*** Opening Data excerpts ***
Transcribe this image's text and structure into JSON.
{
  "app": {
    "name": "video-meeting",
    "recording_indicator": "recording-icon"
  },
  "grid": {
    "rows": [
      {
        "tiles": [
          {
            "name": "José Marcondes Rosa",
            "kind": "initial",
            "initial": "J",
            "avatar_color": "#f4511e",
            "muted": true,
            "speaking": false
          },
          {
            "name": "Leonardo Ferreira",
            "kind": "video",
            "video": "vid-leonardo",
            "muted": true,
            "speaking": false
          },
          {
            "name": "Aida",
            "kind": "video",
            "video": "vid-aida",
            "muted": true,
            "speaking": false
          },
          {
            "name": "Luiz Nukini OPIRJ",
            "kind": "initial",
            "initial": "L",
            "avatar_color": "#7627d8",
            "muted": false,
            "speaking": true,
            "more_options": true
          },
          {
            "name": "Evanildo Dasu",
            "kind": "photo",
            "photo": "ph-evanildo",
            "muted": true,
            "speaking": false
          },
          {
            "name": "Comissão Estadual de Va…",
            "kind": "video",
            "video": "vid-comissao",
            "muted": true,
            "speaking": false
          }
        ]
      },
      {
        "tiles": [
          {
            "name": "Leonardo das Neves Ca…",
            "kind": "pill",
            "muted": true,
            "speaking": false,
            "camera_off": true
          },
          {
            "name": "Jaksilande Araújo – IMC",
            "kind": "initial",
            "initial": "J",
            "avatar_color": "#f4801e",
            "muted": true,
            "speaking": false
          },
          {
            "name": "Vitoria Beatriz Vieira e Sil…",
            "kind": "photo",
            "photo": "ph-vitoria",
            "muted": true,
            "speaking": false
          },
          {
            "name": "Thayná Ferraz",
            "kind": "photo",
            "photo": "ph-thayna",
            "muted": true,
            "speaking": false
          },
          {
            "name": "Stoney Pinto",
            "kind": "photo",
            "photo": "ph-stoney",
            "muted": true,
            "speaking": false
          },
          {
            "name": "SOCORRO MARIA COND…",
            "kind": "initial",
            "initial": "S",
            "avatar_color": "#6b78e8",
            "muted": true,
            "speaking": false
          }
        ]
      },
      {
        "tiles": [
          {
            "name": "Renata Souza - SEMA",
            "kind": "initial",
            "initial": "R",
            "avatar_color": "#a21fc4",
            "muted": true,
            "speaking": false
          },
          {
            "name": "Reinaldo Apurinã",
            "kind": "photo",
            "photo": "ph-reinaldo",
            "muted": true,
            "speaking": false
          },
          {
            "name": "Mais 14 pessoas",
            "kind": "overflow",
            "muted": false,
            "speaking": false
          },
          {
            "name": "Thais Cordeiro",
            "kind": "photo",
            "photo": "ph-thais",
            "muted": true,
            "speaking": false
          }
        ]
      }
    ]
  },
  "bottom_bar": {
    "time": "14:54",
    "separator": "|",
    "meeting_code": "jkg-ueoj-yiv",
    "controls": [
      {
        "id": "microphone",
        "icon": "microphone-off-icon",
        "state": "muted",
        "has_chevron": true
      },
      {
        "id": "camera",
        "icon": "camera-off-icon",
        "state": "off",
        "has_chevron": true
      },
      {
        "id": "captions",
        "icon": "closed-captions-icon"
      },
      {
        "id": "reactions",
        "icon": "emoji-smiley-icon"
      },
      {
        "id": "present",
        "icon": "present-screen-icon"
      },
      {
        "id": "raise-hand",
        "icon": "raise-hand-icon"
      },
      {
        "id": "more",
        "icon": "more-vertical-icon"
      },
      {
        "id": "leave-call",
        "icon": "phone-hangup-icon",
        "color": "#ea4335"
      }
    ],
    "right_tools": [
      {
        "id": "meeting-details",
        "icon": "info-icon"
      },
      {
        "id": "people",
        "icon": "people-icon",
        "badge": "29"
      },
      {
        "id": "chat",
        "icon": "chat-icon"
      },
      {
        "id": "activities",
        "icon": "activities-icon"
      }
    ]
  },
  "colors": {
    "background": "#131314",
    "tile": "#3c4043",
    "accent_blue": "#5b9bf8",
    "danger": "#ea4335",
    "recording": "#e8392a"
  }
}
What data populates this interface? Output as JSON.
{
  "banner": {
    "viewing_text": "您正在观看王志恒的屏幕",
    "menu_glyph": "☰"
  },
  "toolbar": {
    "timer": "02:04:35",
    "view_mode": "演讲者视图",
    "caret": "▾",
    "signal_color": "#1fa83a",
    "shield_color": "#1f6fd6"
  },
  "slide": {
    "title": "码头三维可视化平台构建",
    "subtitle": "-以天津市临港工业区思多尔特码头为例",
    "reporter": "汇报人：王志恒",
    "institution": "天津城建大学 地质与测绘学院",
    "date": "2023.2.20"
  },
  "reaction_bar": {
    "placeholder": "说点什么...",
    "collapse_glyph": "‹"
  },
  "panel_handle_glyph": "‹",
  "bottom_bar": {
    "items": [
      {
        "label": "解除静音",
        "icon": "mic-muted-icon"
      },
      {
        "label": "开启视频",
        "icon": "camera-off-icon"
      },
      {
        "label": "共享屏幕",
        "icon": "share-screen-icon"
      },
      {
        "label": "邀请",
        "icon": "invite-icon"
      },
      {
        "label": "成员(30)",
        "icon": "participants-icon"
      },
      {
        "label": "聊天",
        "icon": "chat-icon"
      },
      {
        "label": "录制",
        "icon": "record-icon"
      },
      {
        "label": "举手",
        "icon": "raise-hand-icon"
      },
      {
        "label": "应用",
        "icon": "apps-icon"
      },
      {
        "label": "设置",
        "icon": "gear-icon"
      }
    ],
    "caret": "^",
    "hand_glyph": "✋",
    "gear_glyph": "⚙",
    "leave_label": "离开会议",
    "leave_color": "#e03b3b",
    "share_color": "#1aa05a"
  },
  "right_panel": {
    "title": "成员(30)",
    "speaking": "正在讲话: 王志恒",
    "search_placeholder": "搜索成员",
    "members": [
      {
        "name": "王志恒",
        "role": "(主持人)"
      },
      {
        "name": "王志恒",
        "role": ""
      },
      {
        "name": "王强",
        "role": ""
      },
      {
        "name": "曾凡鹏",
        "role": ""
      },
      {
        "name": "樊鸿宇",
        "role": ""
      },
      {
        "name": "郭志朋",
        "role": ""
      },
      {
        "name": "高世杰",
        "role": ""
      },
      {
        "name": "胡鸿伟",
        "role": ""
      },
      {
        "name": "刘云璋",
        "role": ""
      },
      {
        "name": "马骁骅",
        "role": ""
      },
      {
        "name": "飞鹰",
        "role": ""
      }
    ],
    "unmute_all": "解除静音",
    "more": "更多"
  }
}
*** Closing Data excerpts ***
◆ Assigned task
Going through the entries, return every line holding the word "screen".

◆ Response
        "icon": "present-screen-icon"
        "icon": "share-screen-icon"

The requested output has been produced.